**PROMPT**
Your answer is a copy of every line in the records where "etiqueta" appears.

[Entries from a dataset of interfaces]
-- Opening Marker --

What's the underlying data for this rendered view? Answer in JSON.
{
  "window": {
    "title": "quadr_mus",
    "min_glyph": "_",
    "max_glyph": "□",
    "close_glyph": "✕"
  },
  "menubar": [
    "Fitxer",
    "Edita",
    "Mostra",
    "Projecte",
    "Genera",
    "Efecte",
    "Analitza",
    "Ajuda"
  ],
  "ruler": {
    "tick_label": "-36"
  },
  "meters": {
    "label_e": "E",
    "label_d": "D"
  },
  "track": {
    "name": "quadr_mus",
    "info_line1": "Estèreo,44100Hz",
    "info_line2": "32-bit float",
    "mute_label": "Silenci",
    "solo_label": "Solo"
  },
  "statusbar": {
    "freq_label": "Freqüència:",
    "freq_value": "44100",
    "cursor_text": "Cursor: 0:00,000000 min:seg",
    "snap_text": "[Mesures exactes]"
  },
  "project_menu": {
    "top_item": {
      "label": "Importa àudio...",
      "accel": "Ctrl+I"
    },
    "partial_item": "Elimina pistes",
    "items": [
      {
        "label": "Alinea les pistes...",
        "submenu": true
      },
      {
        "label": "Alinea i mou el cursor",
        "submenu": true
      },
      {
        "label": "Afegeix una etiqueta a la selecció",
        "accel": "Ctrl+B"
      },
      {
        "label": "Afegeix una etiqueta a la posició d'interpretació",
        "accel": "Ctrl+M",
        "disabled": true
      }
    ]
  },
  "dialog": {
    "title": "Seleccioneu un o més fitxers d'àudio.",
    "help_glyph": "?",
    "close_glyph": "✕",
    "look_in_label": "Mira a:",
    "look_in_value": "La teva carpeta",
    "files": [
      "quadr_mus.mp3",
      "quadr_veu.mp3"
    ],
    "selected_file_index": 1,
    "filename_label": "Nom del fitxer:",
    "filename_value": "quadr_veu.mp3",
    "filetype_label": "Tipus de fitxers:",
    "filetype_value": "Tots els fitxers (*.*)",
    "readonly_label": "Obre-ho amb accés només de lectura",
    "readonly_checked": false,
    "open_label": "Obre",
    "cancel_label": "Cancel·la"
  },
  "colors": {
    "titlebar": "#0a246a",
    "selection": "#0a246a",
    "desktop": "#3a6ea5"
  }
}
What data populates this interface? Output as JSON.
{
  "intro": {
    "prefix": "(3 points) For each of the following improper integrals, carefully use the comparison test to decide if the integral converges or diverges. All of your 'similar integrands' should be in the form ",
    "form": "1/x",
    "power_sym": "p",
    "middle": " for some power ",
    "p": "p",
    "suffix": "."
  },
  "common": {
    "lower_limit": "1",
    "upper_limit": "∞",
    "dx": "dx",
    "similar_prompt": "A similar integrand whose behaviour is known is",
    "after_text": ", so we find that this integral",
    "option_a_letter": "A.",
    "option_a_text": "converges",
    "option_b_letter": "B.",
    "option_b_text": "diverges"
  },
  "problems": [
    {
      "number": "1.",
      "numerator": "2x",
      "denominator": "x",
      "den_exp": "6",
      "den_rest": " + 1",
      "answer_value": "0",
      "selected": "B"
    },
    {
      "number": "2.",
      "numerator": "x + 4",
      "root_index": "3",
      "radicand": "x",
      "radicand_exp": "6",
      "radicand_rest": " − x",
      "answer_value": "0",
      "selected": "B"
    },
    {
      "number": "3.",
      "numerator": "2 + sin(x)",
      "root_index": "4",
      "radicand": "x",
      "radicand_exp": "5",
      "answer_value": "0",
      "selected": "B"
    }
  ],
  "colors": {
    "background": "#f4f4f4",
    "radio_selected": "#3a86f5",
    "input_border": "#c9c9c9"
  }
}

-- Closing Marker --

**WRITTEN SOLUTION**
        "label": "Afegeix una etiqueta a la selecció",
        "label": "Afegeix una etiqueta a la posició d'interpretació",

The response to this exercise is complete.